Warship captains told the skipper of a COVID-stricken aircraft carrier he was ‘doing what is right’ just before the Navy fired him, emails show

Capt. Brett Crozier, commanding officer of the aircraft carrier USS Theodore Roosevelt (CVN 71), gives remarks during an all-hands call
Capt. Brett Crozier, then the commanding officer of the aircraft carrier USS Theodore Roosevelt (CVN 71), gives remarks during an all-hands call in Dec. 2019. US Navy
  • The US Navy fired a carrier captain after he wrote a letter about a coronavirus outbreak that leaked.
  • After an investigation, the Navy stood by its decision to relieve Capt. Brett Crozier of his command.
  • Emails show that fellow warship captains believed Crozier was “doing the right thing.”
  • Visit the Business section of Insider for more stories.

Warship captains showed strong support for the commanding officer of the aircraft carrier USS Theodore Roosevelt, Capt. Brett Crozier, in emails sent just before the Navy fired him, Task & Purpose reported Friday.

A collection of 1,200 emails sent to and from Crozier’s email between March 25, 2020 and April 2, 2020 that were obtained by Task & Purpose and reported by Jeff Schogol reveal that Crozier had not only the support of his crew when he was relieved of his command, but also the support of fellow skippers.

The Navy publicly acknowledged that there was a COVID-19 outbreak on the USS Theodore Roosevelt on March 24, 2020, revealing that three sailors had tested positive.

The number of coronavirus cases soared within a matter of days as the carrier was forced into port in Guam.

The Theodore Roosevelt Carrier Strike Group transits in formation Jan. 25, 2020. The Theodore Roosevelt Carrier Strike Group is on a scheduled deployment to the Indo-Pacific.
The Theodore Roosevelt Carrier Strike Group transits in formation Jan. 25, 2020. The Theodore Roosevelt Carrier Strike Group is on a scheduled deployment to the Indo-Pacific. U.S. Navy photo by Mass Communication Specialist 2nd Class Anthony Rivera

On March 30, medical professionals aboard the USS Theodore Roosevelt warned that sailors would die if they were not evacuated immediately. That same day, Crozier sent an urgent plea up the chain of command calling for the evacuation of the majority of the crew. “Sailors do not need to die,” he wrote.

“If there is ever a time to ask for help it is now regardless of the impact on my career,” Crozier wrote.

The letter, which was also sent to some Navy personnel outside Crozier’s chain of command, leaked to The San Francisco Chronicle and published in full on March 31, and on April 2, acting Secretary of the Navy Thomas Modly fired Crozier for “poor judgement.” Modly resigned a week later after a series of missteps, which included speaking ill of the captain to his crew.
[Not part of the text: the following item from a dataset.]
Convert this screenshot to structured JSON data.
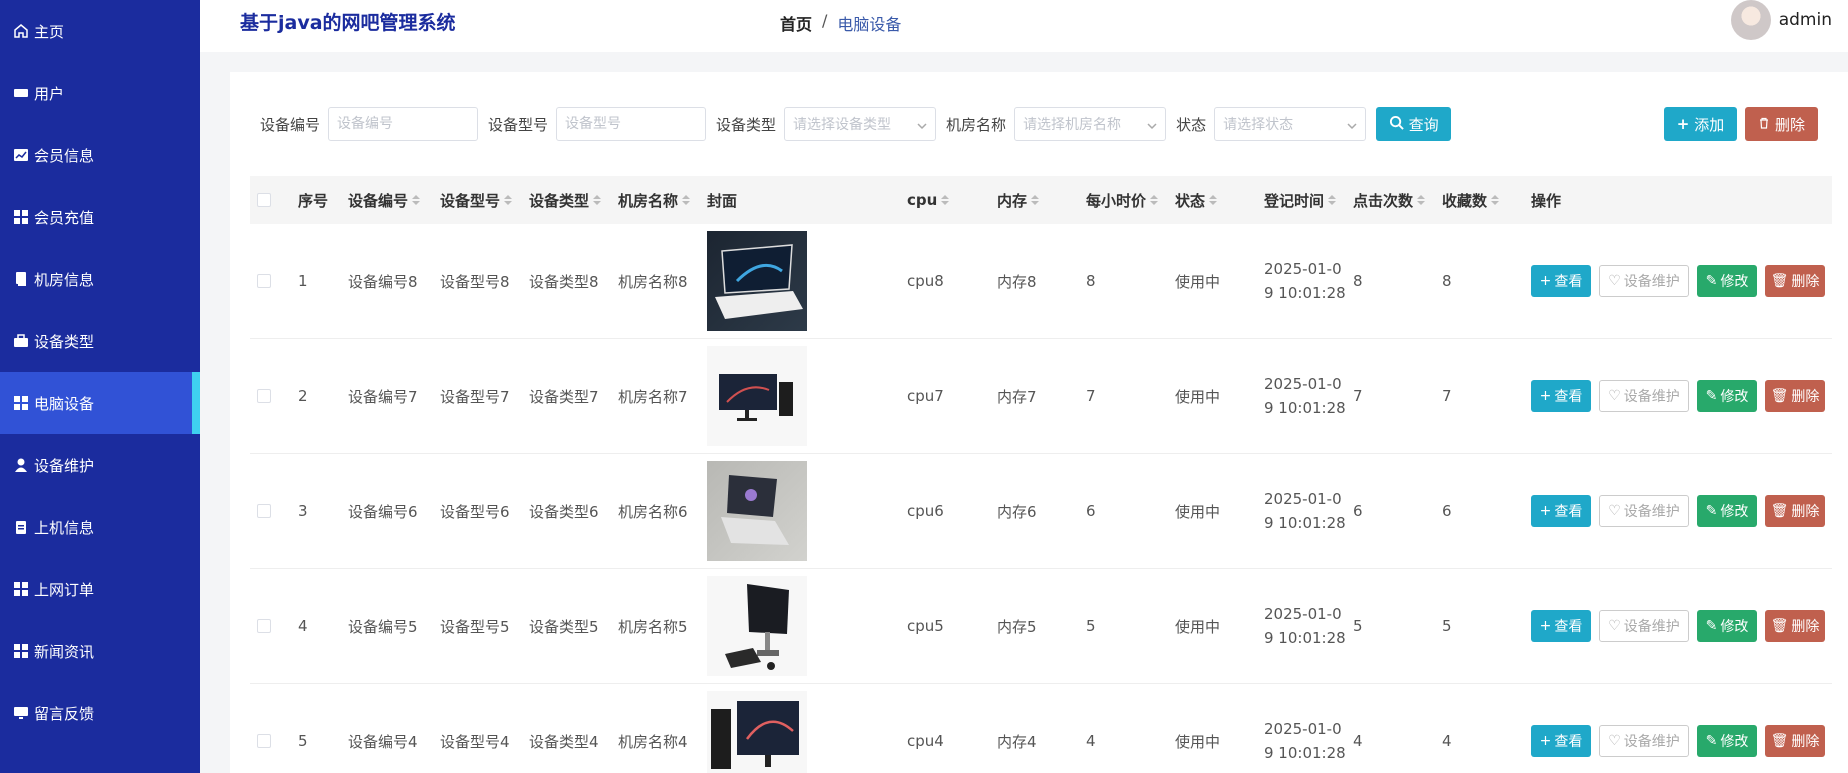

“I read your letter yesterday in the SF Chronicle,” Capt. Matthew Paradise, commanding officer of the aircraft carrier USS Carl Vinson, wrote in an email to Crozier on April 1.

“I thought it was awesome and a textbook example of speaking truth to power and taking care of your troops,” he said.

Another email obtained by Task & Purpose was from Capt. Sean Bailey, then the commanding officer of the carrier USS George H.W. Bush.

“I know you are feeling an immense amount of heat and outside pressure from everything that is going on right now, but wanted to let you know that the people who matter still support you,” the captain wrote in an email sent on April 1.

“I admire your commitment to communicating candidly to leadership and I’m confident that the ‘leak’ to the SF Chronicle was someone else’s misdirected motivation,” Bailey said. “I know that you are doing what is right to take care of your Sailors and your ship.  Let me know if I can help.”

In a March 31 email to the captain, Cmdr. Patrick Eliason, then the skipper of the destroyer USS The Sullivans, thanked Crozier for “having the guts” to write the letter that ultimately derailed his career.

After he was relieved of his command, Crozier departed his ship, but he did so to the sound of his crew chanting his name. Modly was angered by videos of this send-off and flew to Guam afterwards to address the crew, a trip that would cost him job and taxpayers an estimated $US243,000 ($316,828).

After a preliminary investigation, Navy leaders recommended late last April that Crozier be reinstated, but they changed their minds after a deeper investigation.

“Had I known then what I know today, I would not have made that recommendation to reinstate Capt. Crozier. Moreover, if Capt. Crozier were still command today, I would be relieving him,” Chief of Naval Operations Adm. Mike Gilday said last June.

He argued that Crozier “fell well short of what we expect of those in command.”

The Navy battled the outbreak aboard the USS Theodore Roosevelt for months and did end up eventually evacuating the majority of the crew as more than one thousand sailors tested positive for COVID-19. A number of sailors were hospitalized by the virus, and one sailor died.